     separated by newline characters.  Otherwise, the executable will be
     called with a key name as a command line argument.  Output from the
     executable is expected to be the entry for that key, not including the
     key itself.

     Indirect maps are referred to in auto_master by entries with a fully
     qualified path as a mount point, and must contain only relative paths as
     keys.  Direct maps are referred to in auto_master by entries with /- as
     the mountpoint, and must contain only fully qualified paths as keys.  For
     indirect maps, the final mount point is determined by concatenating the
     auto_master mountpoint with the map entry key and optional map entry
     mountpoint.  For direct maps, the final mount point is determined by
     concatenating the map entry key with the optional map entry mountpoint.

     The example above could be rewritten using direct map, by placing this in

           /- auto_example

     and this in the /etc/auto_example map file:

           /example/x -intr,nfsv4
           /example/share -fstype=smbfs,-N ://@server/share
           /example/cd -fstype=cd9660 :/dev/cd0

     Both auto_master and maps may contain entries consisting of a plus sign
     and map name:


     Those entries cause automountd(8) daemon to retrieve the named map from
     directory services (like LDAP) and include it where the entry was.

     If the file containing the map referenced in auto_master is not found,
     the map will be retrieved from directory services instead.

     To retrieve entries from directory services, automountd(8) daemon runs
     /etc/autofs/include, which is usually a shell script, with map name as
     the only command line parameter.  The script should output entries
     formatted according to auto_master or automounter map syntax to standard
     output.  An example script to use LDAP is included in
     /etc/autofs/include_ldap.  It can be symlinked to /etc/autofs/include.

     /etc/auto_master      The default location of the auto_master file.
     /etc/autofs/          Directory containing shell scripts to implement
                           special maps and directory services.

     autofs(5), automount(8), automountd(8), autounmountd(8)

     The auto_master configuration file functionality was developed by Edward
     Tomasz Napierala <trasz@FreeBSD.org> under sponsorship from the FreeBSD

     The auto_master configuration file functionality was ported to DragonFly
     and NetBSD by Tomohiro Kusumi <tkusumi@netbsd.org>.

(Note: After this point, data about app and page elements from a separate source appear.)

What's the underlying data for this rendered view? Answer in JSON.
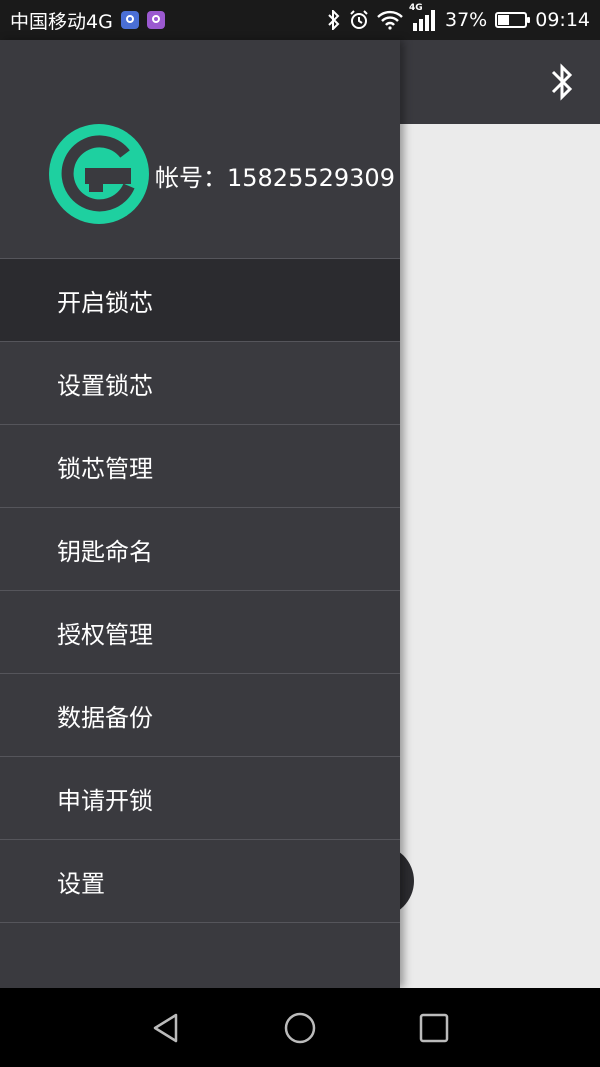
{
  "status_bar": {
    "carrier": "中国移动4G",
    "network_badge": "4G",
    "battery": "37%",
    "battery_level": 0.37,
    "time": "09:14",
    "icons": [
      "location-app-icon",
      "gallery-app-icon",
      "bluetooth-icon",
      "alarm-icon",
      "wifi-icon",
      "signal-icon",
      "battery-icon"
    ]
  },
  "app_bar": {
    "right_icon": "bluetooth-icon"
  },
  "drawer": {
    "account_label": "帐号：15825529309",
    "menu": [
      {
        "label": "开启锁芯",
        "active": true
      },
      {
        "label": "设置锁芯"
      },
      {
        "label": "锁芯管理"
      },
      {
        "label": "钥匙命名"
      },
      {
        "label": "授权管理"
      },
      {
        "label": "数据备份"
      },
      {
        "label": "申请开锁"
      },
      {
        "label": "设置"
      }
    ]
  },
  "nav_bar": {
    "buttons": [
      "back-icon",
      "home-icon",
      "recents-icon"
    ]
  },
  "colors": {
    "drawer_bg": "#3a3a3f",
    "active_item_bg": "#2b2b2f",
    "logo": "#1ed0a0",
    "content_bg": "#ebebeb"
  }
}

     The -media special map is currently unsupported on NetBSD.

NetBSD 10.99                   November 16, 2019                  NetBSD 10.99